INFORMATION SUPPLIED:
Content starts

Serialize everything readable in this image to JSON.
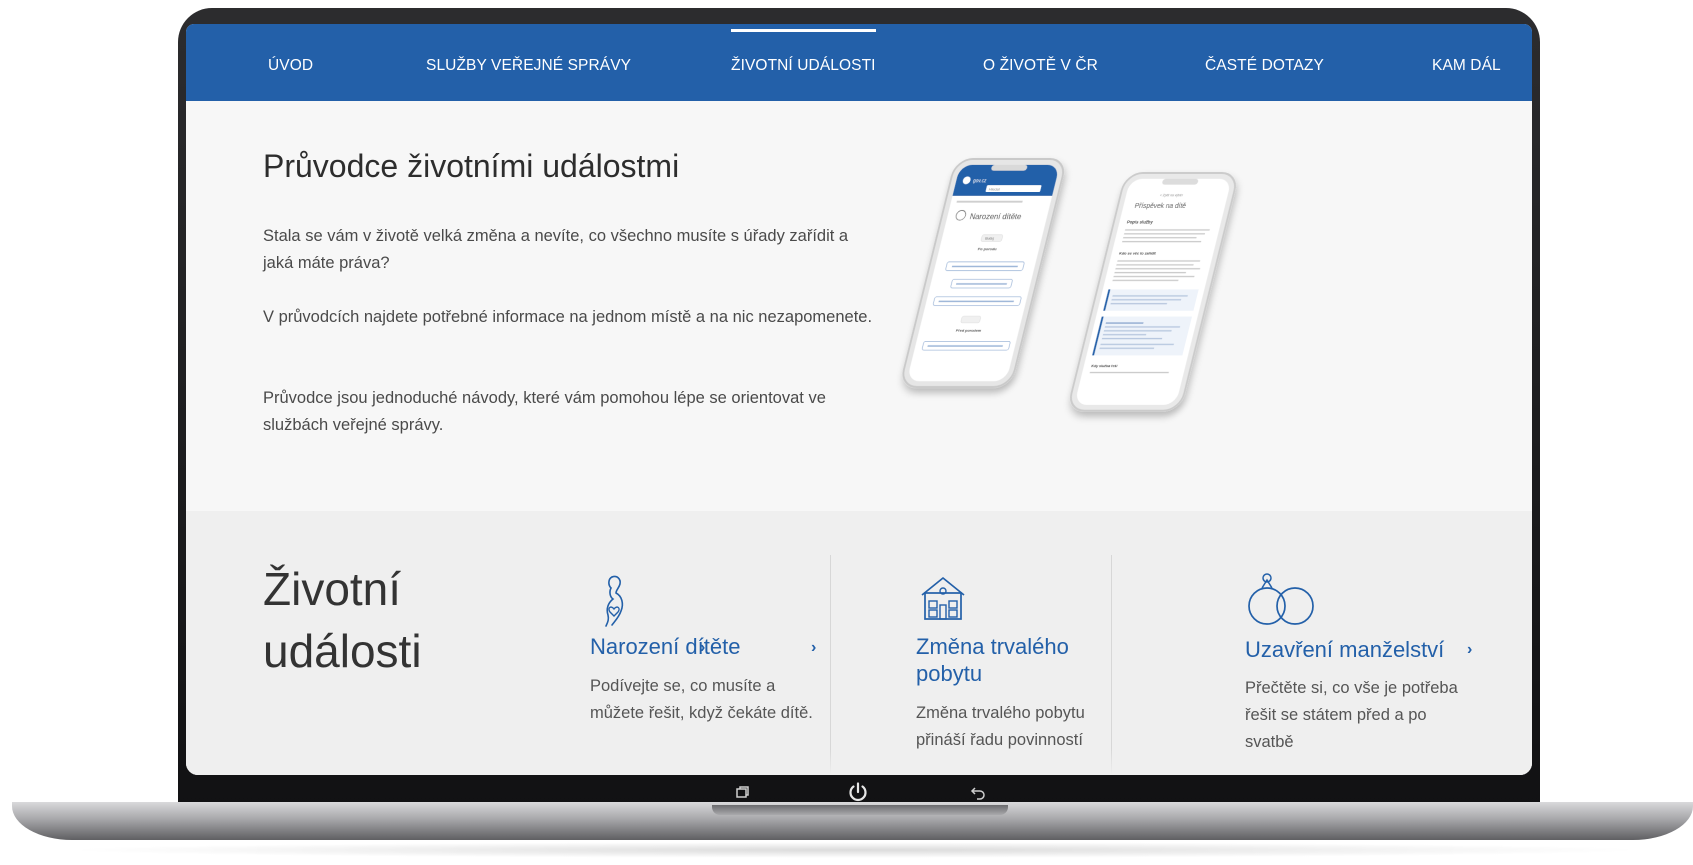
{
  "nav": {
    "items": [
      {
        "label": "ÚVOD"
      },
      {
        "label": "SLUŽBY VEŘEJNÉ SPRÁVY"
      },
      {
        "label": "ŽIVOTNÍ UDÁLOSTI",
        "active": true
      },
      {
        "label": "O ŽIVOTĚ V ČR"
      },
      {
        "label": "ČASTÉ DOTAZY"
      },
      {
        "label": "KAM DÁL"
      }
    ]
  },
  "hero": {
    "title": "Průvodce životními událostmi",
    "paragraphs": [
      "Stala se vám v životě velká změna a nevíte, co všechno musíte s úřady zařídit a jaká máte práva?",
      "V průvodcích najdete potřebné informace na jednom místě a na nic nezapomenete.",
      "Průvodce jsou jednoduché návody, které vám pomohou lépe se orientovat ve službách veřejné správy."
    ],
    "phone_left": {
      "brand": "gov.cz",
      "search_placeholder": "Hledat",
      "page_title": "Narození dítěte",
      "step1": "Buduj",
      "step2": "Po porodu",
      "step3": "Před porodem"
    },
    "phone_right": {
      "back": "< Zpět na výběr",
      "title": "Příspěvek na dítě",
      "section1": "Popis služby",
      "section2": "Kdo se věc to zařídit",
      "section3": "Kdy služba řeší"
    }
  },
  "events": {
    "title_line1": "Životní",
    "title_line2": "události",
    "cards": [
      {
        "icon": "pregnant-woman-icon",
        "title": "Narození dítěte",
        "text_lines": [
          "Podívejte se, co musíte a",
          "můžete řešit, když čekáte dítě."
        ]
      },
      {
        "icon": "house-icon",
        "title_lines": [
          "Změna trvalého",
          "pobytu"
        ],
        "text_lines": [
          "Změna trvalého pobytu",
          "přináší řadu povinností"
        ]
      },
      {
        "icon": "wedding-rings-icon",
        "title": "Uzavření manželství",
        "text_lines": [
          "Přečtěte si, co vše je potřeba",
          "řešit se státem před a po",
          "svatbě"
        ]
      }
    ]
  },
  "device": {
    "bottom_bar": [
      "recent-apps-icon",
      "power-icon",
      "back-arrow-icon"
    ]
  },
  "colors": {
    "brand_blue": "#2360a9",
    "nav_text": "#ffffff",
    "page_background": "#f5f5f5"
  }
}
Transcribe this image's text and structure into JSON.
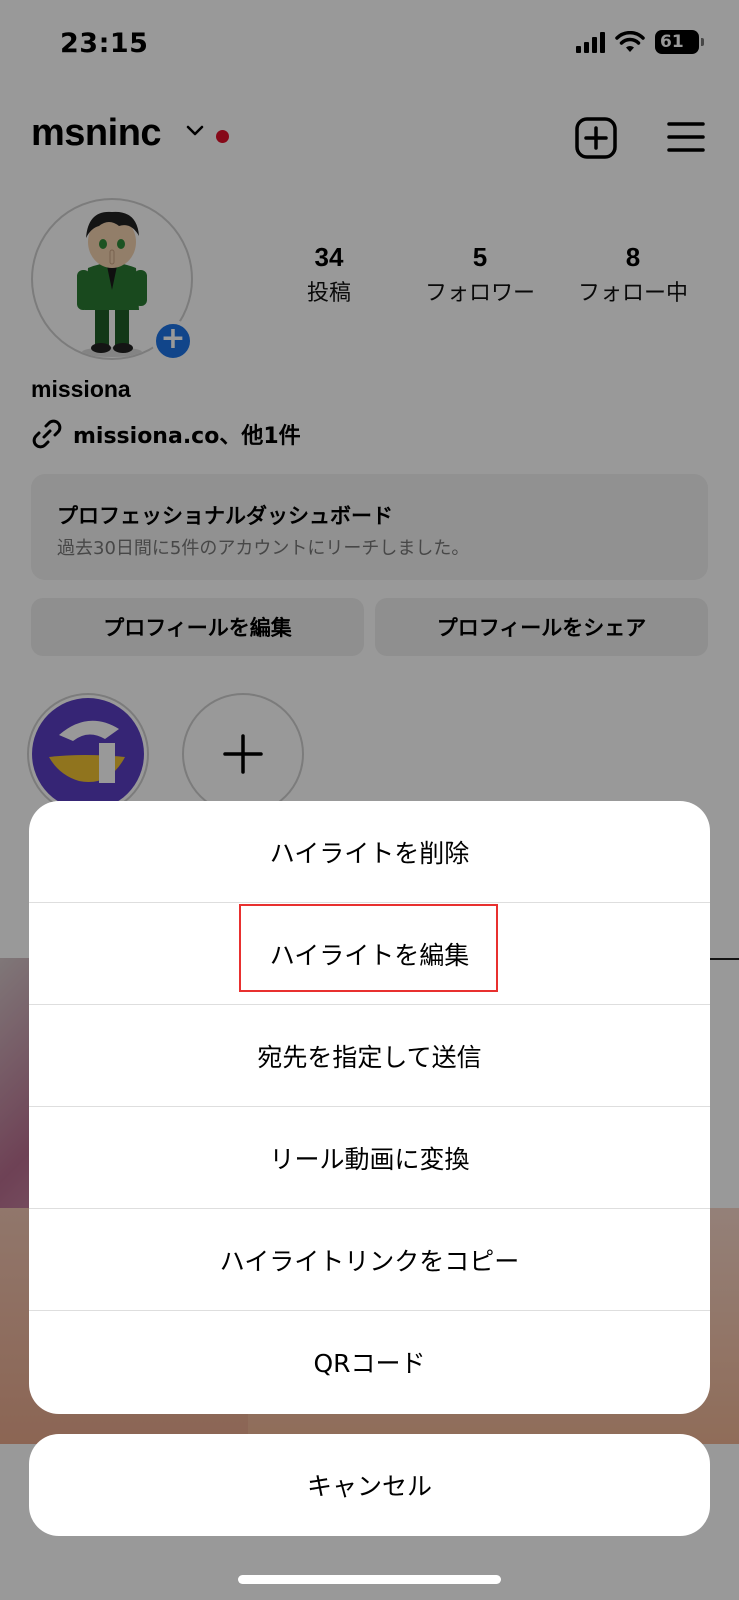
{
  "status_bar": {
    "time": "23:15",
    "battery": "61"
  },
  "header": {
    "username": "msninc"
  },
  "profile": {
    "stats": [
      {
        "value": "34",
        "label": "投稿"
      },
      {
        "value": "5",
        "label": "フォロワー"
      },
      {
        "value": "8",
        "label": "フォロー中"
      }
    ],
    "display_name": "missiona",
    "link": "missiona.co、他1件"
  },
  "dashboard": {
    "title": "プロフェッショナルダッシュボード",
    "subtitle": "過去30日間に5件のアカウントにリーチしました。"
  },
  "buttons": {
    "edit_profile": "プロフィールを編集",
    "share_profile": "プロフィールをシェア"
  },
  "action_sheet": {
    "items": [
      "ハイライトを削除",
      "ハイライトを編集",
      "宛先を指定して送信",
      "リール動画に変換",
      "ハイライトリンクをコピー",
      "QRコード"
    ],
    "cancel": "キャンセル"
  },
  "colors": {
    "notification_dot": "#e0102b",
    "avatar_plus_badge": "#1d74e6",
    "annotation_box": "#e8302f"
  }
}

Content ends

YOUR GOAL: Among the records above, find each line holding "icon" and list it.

RESPONSE FOR THIS EXERCISE:
        "icon": "pregnant-woman-icon",
        "icon": "house-icon",
        "icon": "wedding-rings-icon",
      "recent-apps-icon",
      "power-icon",
      "back-arrow-icon"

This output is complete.